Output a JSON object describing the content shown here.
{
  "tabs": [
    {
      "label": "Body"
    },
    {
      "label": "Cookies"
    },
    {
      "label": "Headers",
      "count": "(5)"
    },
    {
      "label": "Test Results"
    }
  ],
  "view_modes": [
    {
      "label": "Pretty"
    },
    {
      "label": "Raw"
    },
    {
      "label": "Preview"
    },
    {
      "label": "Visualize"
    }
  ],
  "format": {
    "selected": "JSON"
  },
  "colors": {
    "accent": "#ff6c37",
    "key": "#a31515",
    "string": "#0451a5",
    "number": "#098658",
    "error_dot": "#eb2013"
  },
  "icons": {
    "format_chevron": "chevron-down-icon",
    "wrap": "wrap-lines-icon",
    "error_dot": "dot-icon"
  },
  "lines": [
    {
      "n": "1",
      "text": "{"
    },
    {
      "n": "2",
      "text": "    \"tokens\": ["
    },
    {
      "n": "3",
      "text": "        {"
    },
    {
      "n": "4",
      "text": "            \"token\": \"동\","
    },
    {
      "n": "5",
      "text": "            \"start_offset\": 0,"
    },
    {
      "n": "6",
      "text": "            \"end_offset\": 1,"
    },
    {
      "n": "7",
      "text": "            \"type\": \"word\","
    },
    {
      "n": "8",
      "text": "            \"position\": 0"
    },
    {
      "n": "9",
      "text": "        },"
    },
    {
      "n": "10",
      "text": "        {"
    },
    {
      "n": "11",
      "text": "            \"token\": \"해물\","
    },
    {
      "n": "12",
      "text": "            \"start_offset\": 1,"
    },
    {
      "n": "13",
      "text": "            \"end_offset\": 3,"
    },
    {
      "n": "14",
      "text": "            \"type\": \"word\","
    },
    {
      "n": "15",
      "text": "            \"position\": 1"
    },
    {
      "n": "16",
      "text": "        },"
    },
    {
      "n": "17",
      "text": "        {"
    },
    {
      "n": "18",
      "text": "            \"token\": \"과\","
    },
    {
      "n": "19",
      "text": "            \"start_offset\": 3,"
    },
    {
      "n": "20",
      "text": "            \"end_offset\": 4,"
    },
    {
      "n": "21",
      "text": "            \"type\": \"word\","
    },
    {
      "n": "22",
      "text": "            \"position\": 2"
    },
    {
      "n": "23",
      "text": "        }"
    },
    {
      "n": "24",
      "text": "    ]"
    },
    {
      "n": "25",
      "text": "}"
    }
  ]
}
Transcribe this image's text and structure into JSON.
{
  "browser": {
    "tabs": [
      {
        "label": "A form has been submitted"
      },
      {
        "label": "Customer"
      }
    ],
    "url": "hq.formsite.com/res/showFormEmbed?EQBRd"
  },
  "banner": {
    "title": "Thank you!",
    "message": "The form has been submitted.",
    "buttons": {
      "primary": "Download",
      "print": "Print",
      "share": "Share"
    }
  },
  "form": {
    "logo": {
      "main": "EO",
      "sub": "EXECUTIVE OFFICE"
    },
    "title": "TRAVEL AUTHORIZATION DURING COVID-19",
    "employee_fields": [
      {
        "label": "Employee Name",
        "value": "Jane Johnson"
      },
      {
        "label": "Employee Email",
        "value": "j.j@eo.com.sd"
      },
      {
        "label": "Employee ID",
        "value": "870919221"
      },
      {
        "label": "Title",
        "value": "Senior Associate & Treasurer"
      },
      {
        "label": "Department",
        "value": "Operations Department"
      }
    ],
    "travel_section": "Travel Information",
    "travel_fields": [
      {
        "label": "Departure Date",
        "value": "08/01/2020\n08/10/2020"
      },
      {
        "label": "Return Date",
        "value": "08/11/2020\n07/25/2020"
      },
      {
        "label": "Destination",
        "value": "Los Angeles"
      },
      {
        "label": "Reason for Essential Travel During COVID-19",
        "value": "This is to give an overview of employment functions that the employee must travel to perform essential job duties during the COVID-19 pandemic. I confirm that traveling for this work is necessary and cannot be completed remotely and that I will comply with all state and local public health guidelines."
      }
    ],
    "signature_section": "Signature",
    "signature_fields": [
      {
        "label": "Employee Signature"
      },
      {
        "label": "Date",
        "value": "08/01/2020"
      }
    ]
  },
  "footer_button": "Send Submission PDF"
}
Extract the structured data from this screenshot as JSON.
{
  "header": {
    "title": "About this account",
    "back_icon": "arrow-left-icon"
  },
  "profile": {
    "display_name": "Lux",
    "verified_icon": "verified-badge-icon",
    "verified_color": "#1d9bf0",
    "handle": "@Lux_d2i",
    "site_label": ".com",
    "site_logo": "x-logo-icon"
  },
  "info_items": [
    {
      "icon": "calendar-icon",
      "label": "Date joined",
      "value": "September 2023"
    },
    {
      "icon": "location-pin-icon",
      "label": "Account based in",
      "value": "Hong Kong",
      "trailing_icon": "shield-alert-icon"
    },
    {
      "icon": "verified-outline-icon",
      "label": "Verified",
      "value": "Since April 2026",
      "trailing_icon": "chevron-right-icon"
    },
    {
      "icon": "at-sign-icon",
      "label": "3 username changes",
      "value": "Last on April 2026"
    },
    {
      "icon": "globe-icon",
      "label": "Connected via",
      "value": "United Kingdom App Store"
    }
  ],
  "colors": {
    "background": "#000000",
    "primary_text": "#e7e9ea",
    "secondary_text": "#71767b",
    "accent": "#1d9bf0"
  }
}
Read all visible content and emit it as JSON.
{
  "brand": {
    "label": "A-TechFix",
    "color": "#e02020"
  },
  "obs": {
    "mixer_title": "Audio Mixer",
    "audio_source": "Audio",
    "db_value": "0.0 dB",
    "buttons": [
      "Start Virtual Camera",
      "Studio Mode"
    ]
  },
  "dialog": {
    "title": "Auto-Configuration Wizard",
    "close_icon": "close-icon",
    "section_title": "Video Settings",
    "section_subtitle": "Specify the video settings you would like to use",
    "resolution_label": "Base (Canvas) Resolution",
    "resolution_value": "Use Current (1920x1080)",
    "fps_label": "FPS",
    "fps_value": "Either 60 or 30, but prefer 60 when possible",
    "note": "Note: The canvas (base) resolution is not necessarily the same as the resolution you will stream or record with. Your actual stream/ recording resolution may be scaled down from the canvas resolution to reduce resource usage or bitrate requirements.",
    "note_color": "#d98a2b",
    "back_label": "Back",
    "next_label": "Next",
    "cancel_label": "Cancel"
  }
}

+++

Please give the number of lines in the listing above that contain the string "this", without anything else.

- **Solution**:
4